Only the total should be returned: the number of lines in the data that hold the string "Couch".

• THE DATA:
"""

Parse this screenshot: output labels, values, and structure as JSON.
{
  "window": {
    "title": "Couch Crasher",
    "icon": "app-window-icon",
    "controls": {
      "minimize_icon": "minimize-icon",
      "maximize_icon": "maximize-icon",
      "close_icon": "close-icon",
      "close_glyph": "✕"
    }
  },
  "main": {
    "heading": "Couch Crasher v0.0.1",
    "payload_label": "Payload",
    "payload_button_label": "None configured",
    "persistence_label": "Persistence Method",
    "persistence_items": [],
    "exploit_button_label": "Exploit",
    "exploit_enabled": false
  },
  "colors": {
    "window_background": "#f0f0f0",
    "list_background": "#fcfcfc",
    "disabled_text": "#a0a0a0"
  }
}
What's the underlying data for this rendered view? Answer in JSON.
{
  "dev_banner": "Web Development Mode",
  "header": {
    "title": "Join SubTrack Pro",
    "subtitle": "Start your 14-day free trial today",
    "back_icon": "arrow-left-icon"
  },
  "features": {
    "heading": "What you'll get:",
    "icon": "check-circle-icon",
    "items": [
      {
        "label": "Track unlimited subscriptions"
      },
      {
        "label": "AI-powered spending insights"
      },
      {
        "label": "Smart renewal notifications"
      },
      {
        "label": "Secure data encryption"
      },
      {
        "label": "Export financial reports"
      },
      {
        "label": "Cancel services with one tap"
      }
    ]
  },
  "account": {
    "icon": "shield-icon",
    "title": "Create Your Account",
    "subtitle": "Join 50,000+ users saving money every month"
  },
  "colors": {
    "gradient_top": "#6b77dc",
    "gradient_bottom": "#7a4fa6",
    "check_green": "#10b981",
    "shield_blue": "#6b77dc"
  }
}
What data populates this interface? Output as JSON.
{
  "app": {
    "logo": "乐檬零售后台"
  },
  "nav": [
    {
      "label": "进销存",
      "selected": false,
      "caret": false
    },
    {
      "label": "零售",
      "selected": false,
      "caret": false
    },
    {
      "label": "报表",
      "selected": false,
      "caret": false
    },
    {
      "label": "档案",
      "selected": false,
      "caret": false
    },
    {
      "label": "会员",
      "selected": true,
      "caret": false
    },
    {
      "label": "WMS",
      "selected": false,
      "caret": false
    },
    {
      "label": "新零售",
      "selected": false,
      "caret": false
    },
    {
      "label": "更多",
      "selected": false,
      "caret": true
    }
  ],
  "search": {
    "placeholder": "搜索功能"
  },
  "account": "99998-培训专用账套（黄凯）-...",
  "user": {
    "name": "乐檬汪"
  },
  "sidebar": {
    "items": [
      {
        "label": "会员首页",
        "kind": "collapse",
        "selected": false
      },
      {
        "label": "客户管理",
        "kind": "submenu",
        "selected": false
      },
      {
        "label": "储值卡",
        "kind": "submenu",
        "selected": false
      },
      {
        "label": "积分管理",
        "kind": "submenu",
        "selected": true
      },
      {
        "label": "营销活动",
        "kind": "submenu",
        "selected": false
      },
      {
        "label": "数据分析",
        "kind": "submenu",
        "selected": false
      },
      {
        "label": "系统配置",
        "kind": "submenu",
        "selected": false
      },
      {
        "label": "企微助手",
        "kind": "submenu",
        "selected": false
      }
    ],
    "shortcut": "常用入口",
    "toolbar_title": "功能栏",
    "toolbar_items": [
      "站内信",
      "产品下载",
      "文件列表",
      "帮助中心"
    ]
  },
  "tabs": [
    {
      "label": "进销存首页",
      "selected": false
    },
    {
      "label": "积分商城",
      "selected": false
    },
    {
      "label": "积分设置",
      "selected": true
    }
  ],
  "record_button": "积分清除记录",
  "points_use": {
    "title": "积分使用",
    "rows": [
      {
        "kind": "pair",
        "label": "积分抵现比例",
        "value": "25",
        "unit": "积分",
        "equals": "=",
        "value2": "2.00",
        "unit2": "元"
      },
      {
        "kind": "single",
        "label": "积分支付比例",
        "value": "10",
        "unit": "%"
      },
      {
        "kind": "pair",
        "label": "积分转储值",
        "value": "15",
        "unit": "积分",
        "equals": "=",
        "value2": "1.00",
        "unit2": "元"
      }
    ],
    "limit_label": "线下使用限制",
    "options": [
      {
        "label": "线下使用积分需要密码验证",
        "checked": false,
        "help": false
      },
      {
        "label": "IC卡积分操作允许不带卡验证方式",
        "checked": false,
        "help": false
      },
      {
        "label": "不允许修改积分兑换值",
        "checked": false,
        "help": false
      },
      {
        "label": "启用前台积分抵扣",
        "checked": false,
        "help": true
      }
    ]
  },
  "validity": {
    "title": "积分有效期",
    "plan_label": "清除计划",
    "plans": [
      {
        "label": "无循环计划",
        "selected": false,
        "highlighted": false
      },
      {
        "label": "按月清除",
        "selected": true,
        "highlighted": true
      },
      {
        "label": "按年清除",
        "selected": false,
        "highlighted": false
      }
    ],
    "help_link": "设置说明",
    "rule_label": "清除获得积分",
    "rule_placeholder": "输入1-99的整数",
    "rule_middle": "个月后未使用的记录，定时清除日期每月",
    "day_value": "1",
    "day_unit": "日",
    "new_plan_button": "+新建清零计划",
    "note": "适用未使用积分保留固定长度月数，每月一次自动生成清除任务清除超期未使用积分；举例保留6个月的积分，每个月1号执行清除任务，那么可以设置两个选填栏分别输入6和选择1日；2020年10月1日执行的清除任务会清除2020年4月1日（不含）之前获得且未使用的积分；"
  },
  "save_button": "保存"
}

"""

• RESPONSE TO THE EXERCISE: 2